Not As It Seems

Not all decisions to RSVP to invitations with a “No, thank you” are because of isolation, however. Friends and relatives need to understand and trust that sometimes? Those “no’s” are not a pity party nor decision to pull back. I don’t go to pool parties. I have technology that cannot get wet and a husband who cannot be in the heat because of having one kidney. (And have you picked up yet that THE MAN CAN’T SWIM?) Sometimes there are very legitimate reasons for declining an invitation. A person may not be able to do evening gatherings because they have legitimate needs for an early night. Folks with disabilities and chronic illnesses often require more sleep than the average adult. It is not always possible to nap the afternoon before in order to go to some evening “shin dig”. Some people have to offer late apologies to activities they had planned to go to… but they have a “flare” when it comes time to prepare for an outing of fun and fellowship. The weather gets the final say for some of us. I can agree to go to a “Girl’s Night Out” a week in advance, only to have a weather system move in to where I can barely move in an upright position.


I have also fudged about going to things I really could have had I really wanted to attend. Sometimes we say “no” because that is



We have to learn to police ourselves and ask ourselves some legitimate questions when our first impulse is to decline an invitation.

Social Networks

Nothing gets on this female’s nerves more than when I hear someone ‘pooh-pooh’ social networks like FaceBook, My Space, Blog networks, online support groups, and message boards and forums.
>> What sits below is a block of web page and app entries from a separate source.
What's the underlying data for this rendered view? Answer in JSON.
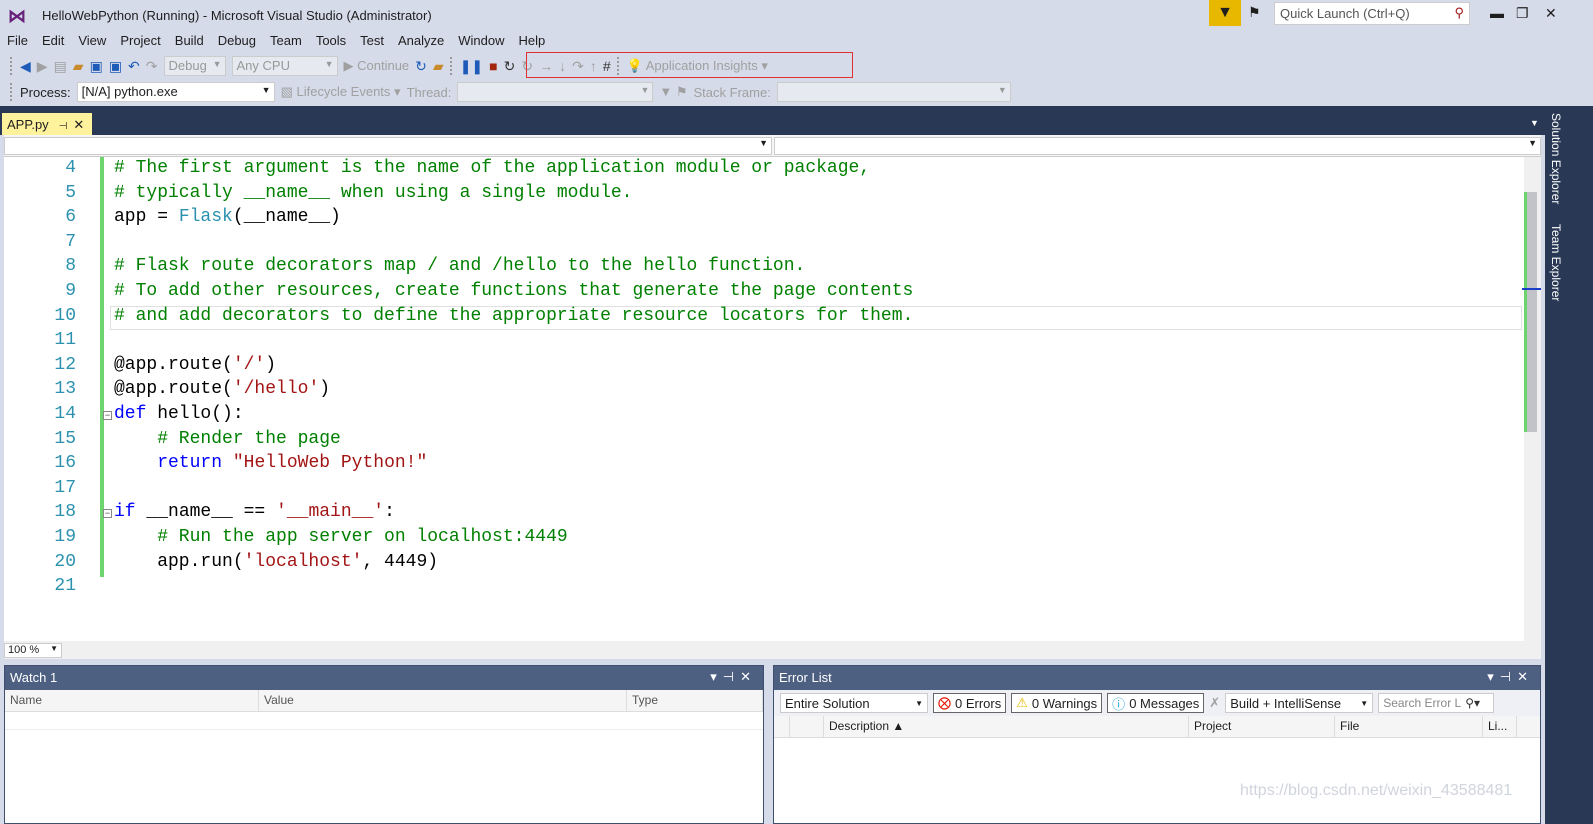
{
  "window": {
    "title": "HelloWebPython (Running) - Microsoft Visual Studio  (Administrator)",
    "quick_launch_placeholder": "Quick Launch (Ctrl+Q)"
  },
  "menu": [
    "File",
    "Edit",
    "View",
    "Project",
    "Build",
    "Debug",
    "Team",
    "Tools",
    "Test",
    "Analyze",
    "Window",
    "Help"
  ],
  "toolbar": {
    "config": "Debug",
    "platform": "Any CPU",
    "continue": "Continue",
    "app_insights": "Application Insights"
  },
  "debug_location": {
    "process_label": "Process:",
    "process": "[N/A] python.exe",
    "lifecycle": "Lifecycle Events",
    "thread_label": "Thread:",
    "stack_label": "Stack Frame:"
  },
  "tab": {
    "name": "APP.py"
  },
  "side_tabs": [
    "Solution Explorer",
    "Team Explorer"
  ],
  "editor": {
    "zoom": "100 %",
    "lines": [
      {
        "n": "4",
        "t": [
          [
            "c",
            "# The first argument is the name of the application module or package,"
          ]
        ]
      },
      {
        "n": "5",
        "t": [
          [
            "c",
            "# typically __name__ when using a single module."
          ]
        ]
      },
      {
        "n": "6",
        "t": [
          [
            "",
            "app = "
          ],
          [
            "t",
            "Flask"
          ],
          [
            "",
            "(__name__)"
          ]
        ]
      },
      {
        "n": "7",
        "t": []
      },
      {
        "n": "8",
        "t": [
          [
            "c",
            "# Flask route decorators map / and /hello to the hello function."
          ]
        ]
      },
      {
        "n": "9",
        "t": [
          [
            "c",
            "# To add other resources, create functions that generate the page contents"
          ]
        ]
      },
      {
        "n": "10",
        "t": [
          [
            "c",
            "# and add decorators to define the appropriate resource locators for them."
          ]
        ]
      },
      {
        "n": "11",
        "t": []
      },
      {
        "n": "12",
        "t": [
          [
            "",
            "@app.route("
          ],
          [
            "s",
            "'/'"
          ],
          [
            "",
            ")"
          ]
        ]
      },
      {
        "n": "13",
        "t": [
          [
            "",
            "@app.route("
          ],
          [
            "s",
            "'/hello'"
          ],
          [
            "",
            ")"
          ]
        ]
      },
      {
        "n": "14",
        "t": [
          [
            "k",
            "def"
          ],
          [
            "",
            " hello():"
          ]
        ]
      },
      {
        "n": "15",
        "t": [
          [
            "c",
            "    # Render the page"
          ]
        ]
      },
      {
        "n": "16",
        "t": [
          [
            "k",
            "    return"
          ],
          [
            "",
            " "
          ],
          [
            "s",
            "\"HelloWeb Python!\""
          ]
        ]
      },
      {
        "n": "17",
        "t": []
      },
      {
        "n": "18",
        "t": [
          [
            "k",
            "if"
          ],
          [
            "",
            " __name__ == "
          ],
          [
            "s",
            "'__main__'"
          ],
          [
            "",
            ":"
          ]
        ]
      },
      {
        "n": "19",
        "t": [
          [
            "c",
            "    # Run the app server on localhost:4449"
          ]
        ]
      },
      {
        "n": "20",
        "t": [
          [
            "",
            "    app.run("
          ],
          [
            "s",
            "'localhost'"
          ],
          [
            "",
            ", 4449)"
          ]
        ]
      },
      {
        "n": "21",
        "t": []
      }
    ]
  },
  "watch": {
    "title": "Watch 1",
    "columns": [
      "Name",
      "Value",
      "Type"
    ]
  },
  "error_list": {
    "title": "Error List",
    "scope": "Entire Solution",
    "errors": "0 Errors",
    "warnings": "0 Warnings",
    "messages": "0 Messages",
    "source": "Build + IntelliSense",
    "search_placeholder": "Search Error L",
    "columns": [
      "Description",
      "Project",
      "File",
      "Li..."
    ]
  },
  "watermark": "https://blog.csdn.net/weixin_43588481",
  "colors": {
    "accent": "#68217a",
    "tab_active": "#fff29d",
    "panel_header": "#4d6082",
    "dark_band": "#293955",
    "comment": "#008000",
    "keyword": "#0000ff",
    "string": "#a31515"
  }
}
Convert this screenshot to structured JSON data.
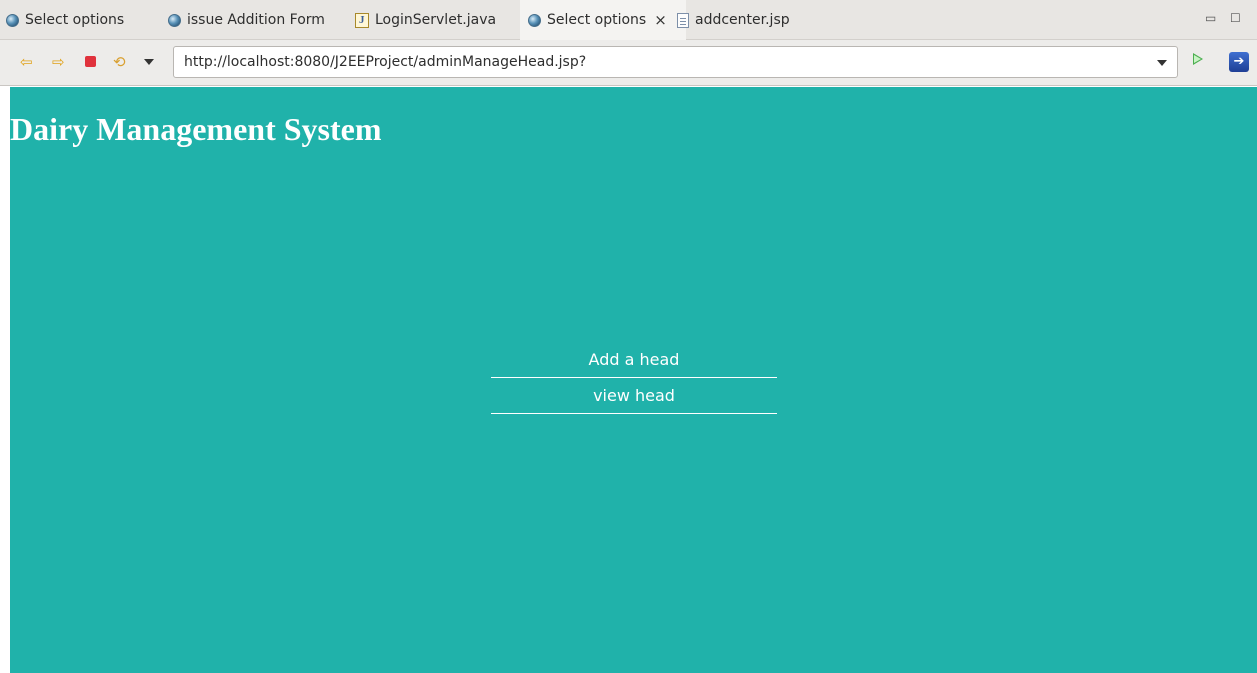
{
  "tabs": [
    {
      "label": "Select options",
      "icon": "globe-icon",
      "active": false
    },
    {
      "label": "issue Addition Form",
      "icon": "globe-icon",
      "active": false
    },
    {
      "label": "LoginServlet.java",
      "icon": "java-file-icon",
      "active": false
    },
    {
      "label": "Select options",
      "icon": "globe-icon",
      "active": true,
      "close": "×"
    },
    {
      "label": "addcenter.jsp",
      "icon": "jsp-file-icon",
      "active": false
    }
  ],
  "window_controls": {
    "minimize": "▭",
    "maximize": "☐"
  },
  "toolbar": {
    "url": "http://localhost:8080/J2EEProject/adminManageHead.jsp?"
  },
  "page": {
    "title": "Dairy Management System",
    "background": "#20b2aa",
    "menu": [
      {
        "label": "Add a head"
      },
      {
        "label": "view head"
      }
    ]
  }
}
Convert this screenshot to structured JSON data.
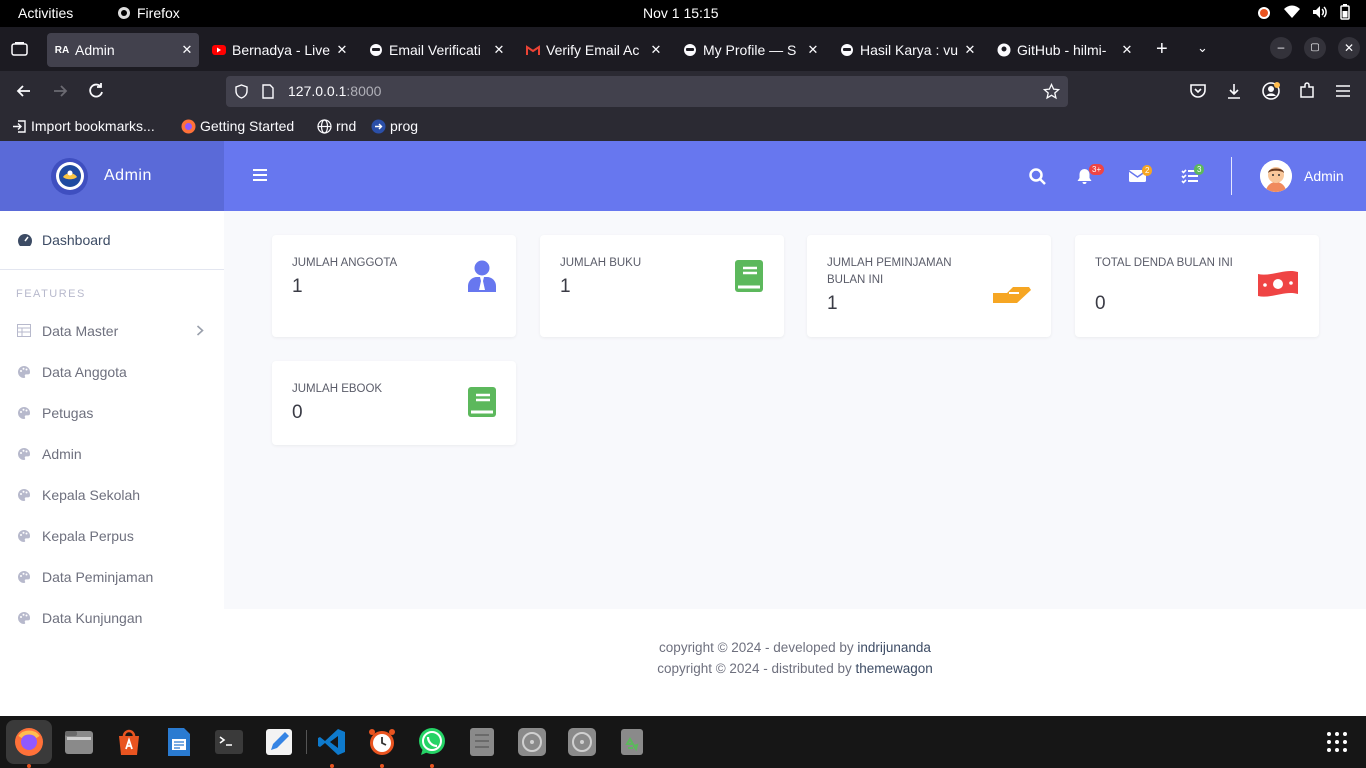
{
  "system": {
    "activities": "Activities",
    "app_name": "Firefox",
    "clock": "Nov 1  15:15"
  },
  "tabs": [
    {
      "title": "Admin",
      "active": true
    },
    {
      "title": "Bernadya - Live"
    },
    {
      "title": "Email Verificati"
    },
    {
      "title": "Verify Email Ac"
    },
    {
      "title": "My Profile — S"
    },
    {
      "title": "Hasil Karya : vu"
    },
    {
      "title": "GitHub - hilmi-"
    }
  ],
  "url": {
    "host": "127.0.0.1",
    "port": ":8000"
  },
  "bookmarks": [
    "Import bookmarks...",
    "Getting Started",
    "rnd",
    "prog"
  ],
  "brand": {
    "name": "Admin"
  },
  "header": {
    "notif_count": "3+",
    "mail_count": "2",
    "task_count": "3",
    "user_name": "Admin"
  },
  "sidebar": {
    "dashboard": "Dashboard",
    "section": "FEATURES",
    "items": [
      "Data Master",
      "Data Anggota",
      "Petugas",
      "Admin",
      "Kepala Sekolah",
      "Kepala Perpus",
      "Data Peminjaman",
      "Data Kunjungan"
    ]
  },
  "cards": [
    {
      "label": "JUMLAH ANGGOTA",
      "value": "1"
    },
    {
      "label": "JUMLAH BUKU",
      "value": "1"
    },
    {
      "label": "JUMLAH PEMINJAMAN BULAN INI",
      "value": "1"
    },
    {
      "label": "TOTAL DENDA BULAN INI",
      "value": "0"
    },
    {
      "label": "JUMLAH EBOOK",
      "value": "0"
    }
  ],
  "footer": {
    "line1_prefix": "copyright © 2024 - developed by ",
    "line1_link": "indrijunanda",
    "line2_prefix": "copyright © 2024 - distributed by ",
    "line2_link": "themewagon"
  },
  "colors": {
    "primary": "#6777ef",
    "brand": "#5a6ad8",
    "success": "#5cb85c",
    "warning": "#f6a623",
    "danger": "#ef4444"
  }
}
I have heard holier-than-thou folks spout that these avenues “aren’t real people” and therefore are not “real relationships”. Drs. Patricia Obst and Jana Stafurik refute this much better than I can. “Online we are all able-bodied“. Online there is a “psychological sense of community and social support found through membership of disability-specific websites” (Obst & Stafurik, 2010, p. 525). These researchers looked at 160 different individuals who had various disabilities or chronic illnesses. “Results indicated that users did receive moral support and personal advice through participating in such online communities. Further, results indicated that online social support and feeling a sense of community online were positively associated with participants’ well-being in the areas of personal relations and personal growth” (Obst & Stafurik, 2010, p. 526).

I am always thrilled to have guest writers here on Hearing Elmo. (Interested? Email me at This forum has provided information and support to individuals “living it” and to family members and friends for information. I have been invited to write in other forums and welcome the opportunity. Ever heard the phrase, “dissemination of information”? The Internet makes us equal. It provides an easy, inexpensive way to find support, learn, advocate, and connect.

It can also serve as an avenue in which a warning comes through loud and clear… even to those of us who are late-deafened.

Are you avoiding outside activities?

Are the reasons you are doing so legitimate?

Are you connecting with others?

Are our decisions prompted by necessity or the result of anxiety, depression, and an attitude of giving up? These are important questions to ask ourselves. Please don’t find yourself adrift on an ocean with the shore out of reach. Ask for help. Discover a hero swimmer on their way to rescue you.

Denise Portis

© 2012 Personal Hearing Loss Journal

Barlow, J., Turner, A., Hammond, C., & Gailey, L. (2007). Living with late deafness: insight from between worlds. International Journal Of Audiology, 46(8), 442-448.

Matt, S. B., & Butterfield, P. (2006). Changing the disability climate: Promoting tolerance in the workplace. American Association of Occupational Health Nurse, 54, 129–134.

Obst, P., & Stafurik, J. (2010). Online we are all able bodied: Online psychological sense of community and social support found through membership of disability-specific websites promotes well-being for people living with a physical disability. Journal Of Community & Applied Social Psychology, 20(6), 525-531. doi:10.1002/casp.1067